Given entries:

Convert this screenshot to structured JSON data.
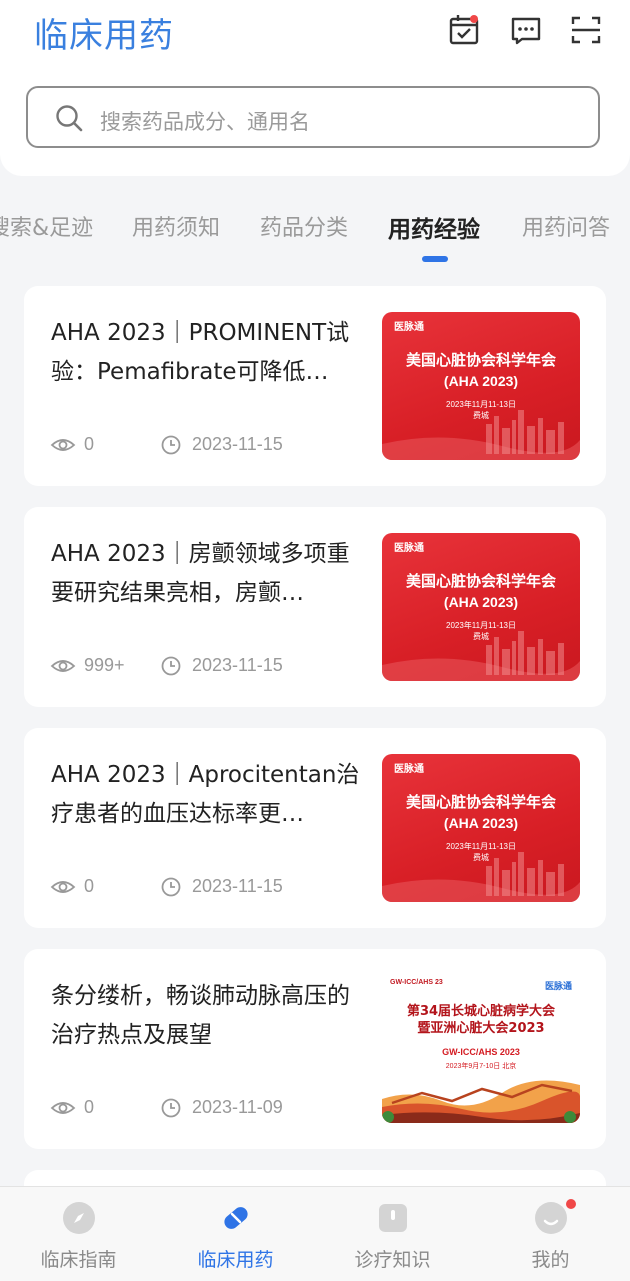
{
  "app": {
    "logo": "临床用药"
  },
  "search": {
    "placeholder": "搜索药品成分、通用名"
  },
  "tabs": [
    {
      "label": "搜索&足迹"
    },
    {
      "label": "用药须知"
    },
    {
      "label": "药品分类"
    },
    {
      "label": "用药经验",
      "active": true
    },
    {
      "label": "用药问答"
    }
  ],
  "articles": [
    {
      "title": "AHA 2023｜PROMINENT试验：Pemafibrate可降低…",
      "views": "0",
      "date": "2023-11-15",
      "thumb": {
        "brand": "医脉通",
        "line1": "美国心脏协会科学年会",
        "line2": "(AHA 2023)",
        "date": "2023年11月11-13日",
        "city": "费城"
      }
    },
    {
      "title": "AHA 2023｜房颤领域多项重要研究结果亮相，房颤…",
      "views": "999+",
      "date": "2023-11-15",
      "thumb": {
        "brand": "医脉通",
        "line1": "美国心脏协会科学年会",
        "line2": "(AHA 2023)",
        "date": "2023年11月11-13日",
        "city": "费城"
      }
    },
    {
      "title": "AHA 2023｜Aprocitentan治疗患者的血压达标率更…",
      "views": "0",
      "date": "2023-11-15",
      "thumb": {
        "brand": "医脉通",
        "line1": "美国心脏协会科学年会",
        "line2": "(AHA 2023)",
        "date": "2023年11月11-13日",
        "city": "费城"
      }
    },
    {
      "title": "条分缕析，畅谈肺动脉高压的治疗热点及展望",
      "views": "0",
      "date": "2023-11-09",
      "thumb": {
        "tag": "GW-ICC/AHS 23",
        "brand": "医脉通",
        "line1": "第34届长城心脏病学大会",
        "line2": "暨亚洲心脏大会2023",
        "line3": "GW-ICC/AHS 2023",
        "date": "2023年9月7-10日 北京"
      }
    }
  ],
  "bottom_nav": [
    {
      "label": "临床指南"
    },
    {
      "label": "临床用药",
      "active": true
    },
    {
      "label": "诊疗知识"
    },
    {
      "label": "我的"
    }
  ],
  "colors": {
    "accent": "#2f74e6",
    "thumb_red": "#d81f26",
    "badge": "#f04848"
  }
}
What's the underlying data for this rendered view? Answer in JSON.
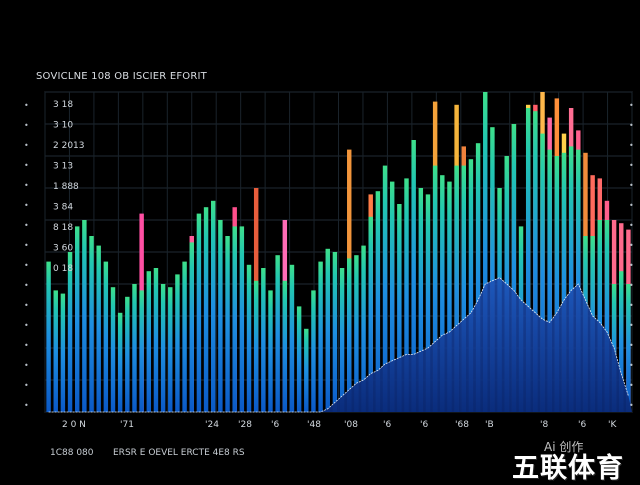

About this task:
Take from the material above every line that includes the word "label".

Written response:
      "label": "搜索&足迹"
      "label": "用药须知"
      "label": "药品分类"
      "label": "用药经验",
      "label": "用药问答"
      "label": "临床指南"
      "label": "临床用药",
      "label": "诊疗知识"
      "label": "我的"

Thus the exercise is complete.